In the Tsukada Koubou father and son are working together in crafting Edo Kimekomi Ningyo, a Japanese style doll. The founding year of the workshop is 1973, when the current family head Mr Eishun Tsukada went independent. However, there exists a hidden genealogy. The ancestors from Mr Tsukada’s mother’s side, the Nagawa family, were a family of doll makers dating back to 1841. With 18 years Mr Tsukada became a disciple of his uncle Shunzan Nagawa, a fifth generation doll maker. After five years of training, Mr Tsukada went independent, though in order to learn moulding techniques, he also studied under the doll maker Kinya Maeda. ‘The most important thing when making a doll, is the overall balance’, these are the words of Mr Tsukada. Determining the balance of the doll’s head and body, and drawing the face, where the expression changes with one stroke of the brush. Going through the whole process, from creating the prototype to adding the final finishing touches, a doll with the overall balance pursued by Mr Tsukada emerges. And, focussing on the small details, you can see beautiful handwork without deviation.
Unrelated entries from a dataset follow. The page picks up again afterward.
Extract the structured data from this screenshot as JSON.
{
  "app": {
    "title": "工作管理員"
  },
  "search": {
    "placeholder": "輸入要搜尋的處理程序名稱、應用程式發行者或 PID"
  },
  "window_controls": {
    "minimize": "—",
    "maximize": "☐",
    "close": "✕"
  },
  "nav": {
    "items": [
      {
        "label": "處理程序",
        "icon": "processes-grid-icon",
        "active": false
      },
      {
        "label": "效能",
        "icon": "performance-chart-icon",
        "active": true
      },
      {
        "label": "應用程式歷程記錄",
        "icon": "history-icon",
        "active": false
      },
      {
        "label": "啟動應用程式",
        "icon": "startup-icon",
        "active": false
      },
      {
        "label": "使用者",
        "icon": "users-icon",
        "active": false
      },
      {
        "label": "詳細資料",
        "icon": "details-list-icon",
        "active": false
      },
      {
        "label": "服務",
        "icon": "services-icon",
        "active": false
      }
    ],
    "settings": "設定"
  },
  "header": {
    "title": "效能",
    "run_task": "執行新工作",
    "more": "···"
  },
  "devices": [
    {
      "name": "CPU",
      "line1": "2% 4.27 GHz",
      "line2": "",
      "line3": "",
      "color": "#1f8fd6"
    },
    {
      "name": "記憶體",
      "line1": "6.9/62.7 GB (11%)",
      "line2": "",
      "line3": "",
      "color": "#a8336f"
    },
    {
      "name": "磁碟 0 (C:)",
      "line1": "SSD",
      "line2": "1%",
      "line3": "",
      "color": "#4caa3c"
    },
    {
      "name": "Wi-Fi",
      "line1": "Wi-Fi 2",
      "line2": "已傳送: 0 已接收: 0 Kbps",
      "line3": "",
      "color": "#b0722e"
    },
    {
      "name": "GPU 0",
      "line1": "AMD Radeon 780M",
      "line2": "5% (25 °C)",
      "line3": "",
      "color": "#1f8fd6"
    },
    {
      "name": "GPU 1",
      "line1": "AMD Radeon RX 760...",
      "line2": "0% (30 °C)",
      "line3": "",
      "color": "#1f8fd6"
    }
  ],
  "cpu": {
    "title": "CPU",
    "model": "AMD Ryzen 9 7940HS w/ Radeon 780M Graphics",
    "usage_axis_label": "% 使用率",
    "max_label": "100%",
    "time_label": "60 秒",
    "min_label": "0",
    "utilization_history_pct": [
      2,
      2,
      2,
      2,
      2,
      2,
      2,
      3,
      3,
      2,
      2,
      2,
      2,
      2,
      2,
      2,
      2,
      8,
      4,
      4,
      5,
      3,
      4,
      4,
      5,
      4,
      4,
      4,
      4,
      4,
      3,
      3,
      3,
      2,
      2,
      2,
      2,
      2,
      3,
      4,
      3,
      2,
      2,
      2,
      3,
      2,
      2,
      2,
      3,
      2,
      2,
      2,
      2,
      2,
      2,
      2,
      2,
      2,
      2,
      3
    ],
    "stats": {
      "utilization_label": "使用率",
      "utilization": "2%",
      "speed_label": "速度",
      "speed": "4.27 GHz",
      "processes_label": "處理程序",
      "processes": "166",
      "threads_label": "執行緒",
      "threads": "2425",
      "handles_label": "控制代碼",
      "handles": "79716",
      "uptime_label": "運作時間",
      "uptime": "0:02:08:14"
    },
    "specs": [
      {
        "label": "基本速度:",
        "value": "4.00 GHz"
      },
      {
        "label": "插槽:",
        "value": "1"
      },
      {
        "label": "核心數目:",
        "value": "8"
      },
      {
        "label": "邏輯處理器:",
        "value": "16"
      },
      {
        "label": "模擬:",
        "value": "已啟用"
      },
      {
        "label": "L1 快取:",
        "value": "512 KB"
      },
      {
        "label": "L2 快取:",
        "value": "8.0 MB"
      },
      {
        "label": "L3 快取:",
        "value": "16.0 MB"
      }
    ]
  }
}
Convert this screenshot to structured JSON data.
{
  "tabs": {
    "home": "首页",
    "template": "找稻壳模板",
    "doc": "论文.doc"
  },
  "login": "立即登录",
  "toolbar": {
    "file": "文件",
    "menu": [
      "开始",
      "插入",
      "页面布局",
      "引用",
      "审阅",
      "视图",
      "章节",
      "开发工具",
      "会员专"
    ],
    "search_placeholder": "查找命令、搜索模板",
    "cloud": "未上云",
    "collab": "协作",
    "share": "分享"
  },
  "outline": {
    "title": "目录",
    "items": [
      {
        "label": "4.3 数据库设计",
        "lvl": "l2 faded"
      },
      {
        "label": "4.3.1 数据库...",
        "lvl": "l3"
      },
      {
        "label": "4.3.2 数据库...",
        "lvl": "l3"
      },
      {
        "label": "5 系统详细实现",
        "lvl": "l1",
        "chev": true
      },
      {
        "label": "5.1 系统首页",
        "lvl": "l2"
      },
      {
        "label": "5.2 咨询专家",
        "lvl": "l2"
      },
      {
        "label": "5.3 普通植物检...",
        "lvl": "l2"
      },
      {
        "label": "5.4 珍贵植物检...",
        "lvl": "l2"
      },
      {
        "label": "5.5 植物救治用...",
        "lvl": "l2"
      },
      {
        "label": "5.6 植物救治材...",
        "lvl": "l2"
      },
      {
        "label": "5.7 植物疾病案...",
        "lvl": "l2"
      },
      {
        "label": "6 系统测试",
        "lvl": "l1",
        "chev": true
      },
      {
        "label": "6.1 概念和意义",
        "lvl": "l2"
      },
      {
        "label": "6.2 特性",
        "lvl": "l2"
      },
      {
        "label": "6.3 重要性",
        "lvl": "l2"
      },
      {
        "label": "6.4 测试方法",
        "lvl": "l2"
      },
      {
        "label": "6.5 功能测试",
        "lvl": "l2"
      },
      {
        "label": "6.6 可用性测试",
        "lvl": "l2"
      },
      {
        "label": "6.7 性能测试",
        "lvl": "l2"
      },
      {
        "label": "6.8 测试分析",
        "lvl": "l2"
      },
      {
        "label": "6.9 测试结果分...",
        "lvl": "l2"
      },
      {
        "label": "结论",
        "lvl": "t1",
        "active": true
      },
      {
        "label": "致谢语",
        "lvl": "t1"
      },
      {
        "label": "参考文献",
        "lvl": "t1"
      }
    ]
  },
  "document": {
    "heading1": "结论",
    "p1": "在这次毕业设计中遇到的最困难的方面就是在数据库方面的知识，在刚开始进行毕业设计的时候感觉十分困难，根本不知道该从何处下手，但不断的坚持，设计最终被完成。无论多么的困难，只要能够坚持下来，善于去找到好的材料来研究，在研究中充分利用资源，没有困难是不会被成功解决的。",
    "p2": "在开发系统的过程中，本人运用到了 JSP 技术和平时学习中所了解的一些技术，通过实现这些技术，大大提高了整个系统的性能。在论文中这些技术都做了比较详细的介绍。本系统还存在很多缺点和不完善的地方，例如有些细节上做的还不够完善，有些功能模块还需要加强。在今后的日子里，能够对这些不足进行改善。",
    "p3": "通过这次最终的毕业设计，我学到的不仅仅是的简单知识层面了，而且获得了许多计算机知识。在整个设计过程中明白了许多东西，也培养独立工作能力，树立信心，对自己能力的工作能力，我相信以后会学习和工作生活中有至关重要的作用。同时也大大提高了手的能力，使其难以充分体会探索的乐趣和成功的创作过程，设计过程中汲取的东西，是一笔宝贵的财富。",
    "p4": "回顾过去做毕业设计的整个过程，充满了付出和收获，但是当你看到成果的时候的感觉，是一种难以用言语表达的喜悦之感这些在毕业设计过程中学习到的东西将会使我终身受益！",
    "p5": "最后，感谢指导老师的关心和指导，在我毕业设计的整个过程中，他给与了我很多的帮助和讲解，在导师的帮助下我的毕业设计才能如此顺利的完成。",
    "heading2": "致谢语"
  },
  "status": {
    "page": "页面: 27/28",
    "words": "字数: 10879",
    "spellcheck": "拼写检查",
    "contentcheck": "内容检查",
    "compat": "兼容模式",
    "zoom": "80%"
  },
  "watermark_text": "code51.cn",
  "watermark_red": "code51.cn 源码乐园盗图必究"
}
The style is overflowing with a sense of sincerity and gentleness of personality, not only found in the dolls, but also in Mr Tsukada’s scenery creations using the Kimekomi technique. ‘I want to be a doll maker that brings serenity to people’ Mr Tsukada says, and for this pursuit he continues studying every day.